The exposure quickly got him noticed and in 1923 Charles Chaplin cast him as the lead in “A Woman of Paris”.  Chaplin’s first independent production as a writer and director, the film set new standards in silent dramatic acting and directing.  With his performance as the sophisticated French gentleman Pierre Revel, Menjou made his mark on Hollywood and solidified his image as a well dressed man of the world.  He worked steadily throughout the decade appearing in films such as “The Marriage Circle”, where he convincingly played a hurt and betrayed husband, and D.W. Griffith’s “The Sorrows of Satan”, in which he played a dapper Devil.

His cultured voice helped Menjou easily navigate the transition into sound.  He made several notable films over the next few years, and scored a hit with his turn as a world-weary army officer opposite Gary Cooper in “Morocco” in 1930.  The mysterious film, set against the exotic backdrop of the Moroccan desert, pitted Menjou against Cooper as romantic rivals for the affection of Marlene Dietrich.  Not surprisingly, the tall, handsome Cooper got the girl.  The following year he received an Oscar nomination for his portrayal of scheming, less than ethical newspaper editor Walter Burns in “The Front Page”.

1920's-30's Manoli Adolphe Menjou Tobacco CardLate 1920's Adolphe Menjou Kashin Fan PhotoThe roles kept coming throughout the 30’s, usually alternating between urbane producers – “Morning Glory” (1933), “Stage Door” and “A Star is Born” (both 1937) and hard drinking lowlifes – “Little Miss Marker” (1934) and “Golden Boy” (1939).  One of his rare breaks from this cycle was to play a thinly disguised John Barrymore in the 1936 musical comedy “Sing, Baby, Sing”, where he delivered one of his finest and funniest performances.  He put that same talent to work playing Ginger Rogers’ lawyer in “Roxie Hart” (1942), another memorable performance.

His career continued to flourish into the 40’s with films such as “The Hucksters” (1947) and “State of the Union” (1948), even as he became active in political causes.  In 1944, he co-founded the Motion Picture Alliance for the Preservation of American Ideals, but his biggest political statement came in 1947 when he testified before the House Un-American Activities Committee during their infamous investigation into Hollywood.  He didn’t endear himself to many of his colleagues as he took a smug, hard line anti-communist stance, but surprisingly his career managed to take the hit and survive.
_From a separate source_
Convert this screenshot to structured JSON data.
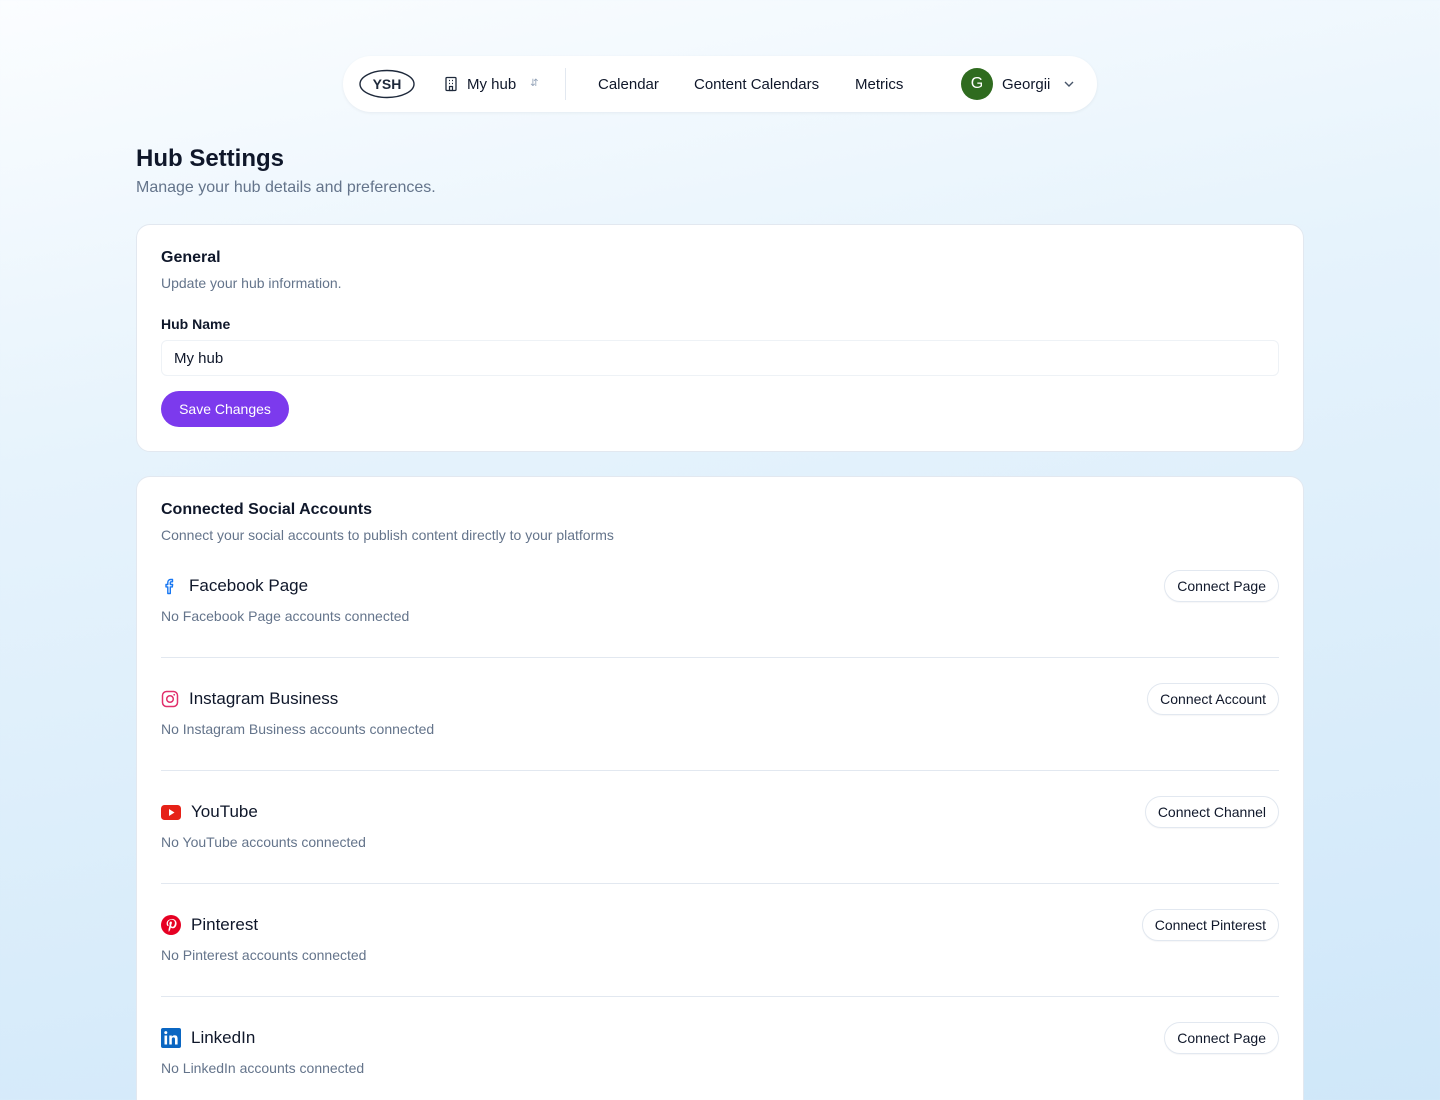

In 1951 he played a traitorous Union officer in the Civil War drama “The Tall Target” and the following year, without his now trademark “Menjou Moustache”, he was surprisingly realistic as a police detective in “The Sniper”.  As the 50’s wore on, roles became more scarce for the aging actor but he turned in a memorable performance as a hypocritical WWI French officer in Stanley Kubrick’s “Paths of Glory” in 1957.  Three years later, he made his final big-screen appearance in Walt Disney’s “Pollyanna”.
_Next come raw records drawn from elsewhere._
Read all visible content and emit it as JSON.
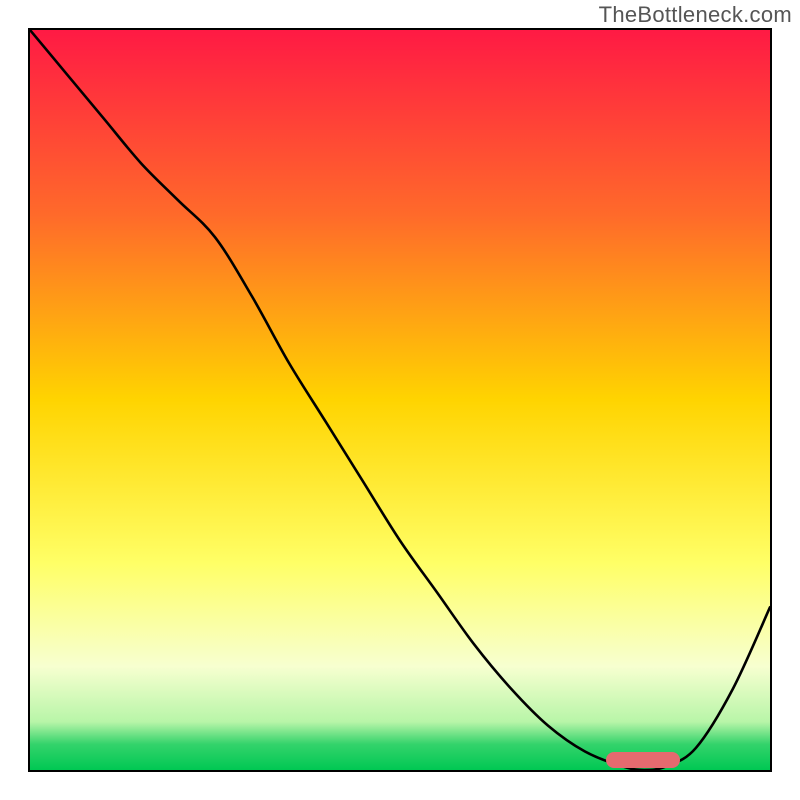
{
  "watermark": "TheBottleneck.com",
  "colors": {
    "top": "#ff1a44",
    "mid_upper": "#ff7a2a",
    "mid": "#ffd400",
    "lower_yellow": "#ffff66",
    "pale": "#f7ffd0",
    "green_top": "#6be86b",
    "green": "#00c853",
    "curve": "#000000",
    "marker": "#e46a6f",
    "border": "#000000"
  },
  "chart_data": {
    "type": "line",
    "title": "",
    "xlabel": "",
    "ylabel": "",
    "xlim": [
      0,
      100
    ],
    "ylim": [
      0,
      100
    ],
    "grid": false,
    "legend": false,
    "x": [
      0,
      5,
      10,
      15,
      20,
      25,
      30,
      35,
      40,
      45,
      50,
      55,
      60,
      65,
      70,
      75,
      80,
      83,
      86,
      90,
      95,
      100
    ],
    "values": [
      100,
      94,
      88,
      82,
      77,
      72,
      64,
      55,
      47,
      39,
      31,
      24,
      17,
      11,
      6,
      2.5,
      0.5,
      0,
      0.5,
      3,
      11,
      22
    ],
    "annotations": [
      {
        "type": "marker_bar",
        "x_start": 78,
        "x_end": 88,
        "y": 1.2
      }
    ],
    "gradient_stops": [
      {
        "pos": 0.0,
        "color": "#ff1a44"
      },
      {
        "pos": 0.25,
        "color": "#ff6a2a"
      },
      {
        "pos": 0.5,
        "color": "#ffd400"
      },
      {
        "pos": 0.72,
        "color": "#ffff66"
      },
      {
        "pos": 0.86,
        "color": "#f7ffd0"
      },
      {
        "pos": 0.935,
        "color": "#b8f5a8"
      },
      {
        "pos": 0.965,
        "color": "#34d36b"
      },
      {
        "pos": 1.0,
        "color": "#00c853"
      }
    ]
  }
}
The 50’s also saw him making several forays into television, including appearances on “The DuPont Show with June Allyson”, “The Secret Life of James Thurber” and “Science Fiction Theater”.  He also appeared as a guest panelist on “What’s My Line?”.
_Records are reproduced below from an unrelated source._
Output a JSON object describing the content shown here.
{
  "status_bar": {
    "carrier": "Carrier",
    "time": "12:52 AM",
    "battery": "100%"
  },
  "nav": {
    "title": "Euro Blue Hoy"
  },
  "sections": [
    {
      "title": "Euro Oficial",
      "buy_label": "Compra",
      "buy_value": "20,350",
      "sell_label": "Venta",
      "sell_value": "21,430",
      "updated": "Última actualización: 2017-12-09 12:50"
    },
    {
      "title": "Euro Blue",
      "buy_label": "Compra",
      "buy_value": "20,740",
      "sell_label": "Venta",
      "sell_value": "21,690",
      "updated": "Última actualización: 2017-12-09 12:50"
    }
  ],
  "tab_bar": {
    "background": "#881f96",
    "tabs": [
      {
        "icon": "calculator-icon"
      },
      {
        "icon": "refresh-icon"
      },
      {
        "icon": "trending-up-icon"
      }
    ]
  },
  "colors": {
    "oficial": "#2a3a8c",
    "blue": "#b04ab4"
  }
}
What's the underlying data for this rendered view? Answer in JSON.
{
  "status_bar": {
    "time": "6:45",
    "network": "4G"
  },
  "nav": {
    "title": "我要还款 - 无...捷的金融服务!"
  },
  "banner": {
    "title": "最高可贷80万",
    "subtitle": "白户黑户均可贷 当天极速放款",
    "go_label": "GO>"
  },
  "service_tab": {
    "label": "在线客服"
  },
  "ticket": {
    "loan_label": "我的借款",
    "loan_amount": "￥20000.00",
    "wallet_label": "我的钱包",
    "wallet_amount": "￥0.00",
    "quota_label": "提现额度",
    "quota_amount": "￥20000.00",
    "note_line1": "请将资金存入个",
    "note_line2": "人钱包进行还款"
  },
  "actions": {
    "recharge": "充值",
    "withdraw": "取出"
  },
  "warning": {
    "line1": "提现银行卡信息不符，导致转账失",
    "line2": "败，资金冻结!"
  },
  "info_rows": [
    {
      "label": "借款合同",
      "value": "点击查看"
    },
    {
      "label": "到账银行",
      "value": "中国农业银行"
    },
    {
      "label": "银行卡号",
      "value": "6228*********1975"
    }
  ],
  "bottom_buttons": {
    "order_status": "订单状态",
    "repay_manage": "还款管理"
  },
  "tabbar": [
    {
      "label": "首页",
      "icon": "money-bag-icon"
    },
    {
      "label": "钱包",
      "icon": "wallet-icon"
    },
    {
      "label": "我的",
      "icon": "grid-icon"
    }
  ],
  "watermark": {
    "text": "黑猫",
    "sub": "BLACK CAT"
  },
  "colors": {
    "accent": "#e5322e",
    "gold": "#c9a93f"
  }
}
Sadly, Menjou passed away in 1963, just three years after completing “Pollyanna”, but not without leaving his unique mark on Hollywood.  Having been voted Best Dressed Man in America nine times throughout his life, it came as no suprise when he titled his 1947 autobiography “It Took Nine Tailors”.  For a man who built a successful career on a foundation of style, class and elegance, it seemed only fitting.  And from Adolphe Menjou, we’d expect nothing less than a perfect fit. 
Susan M. Kelly has been working as a freelance writer for the last 12 years, during which time she has written everything from press releases and brochures to newspaper articles and web text.  She currently lives and works in Dunellen, NJ and can be contacted at Watch for her profiles in The Movie Profiles & Premiums Newsletter.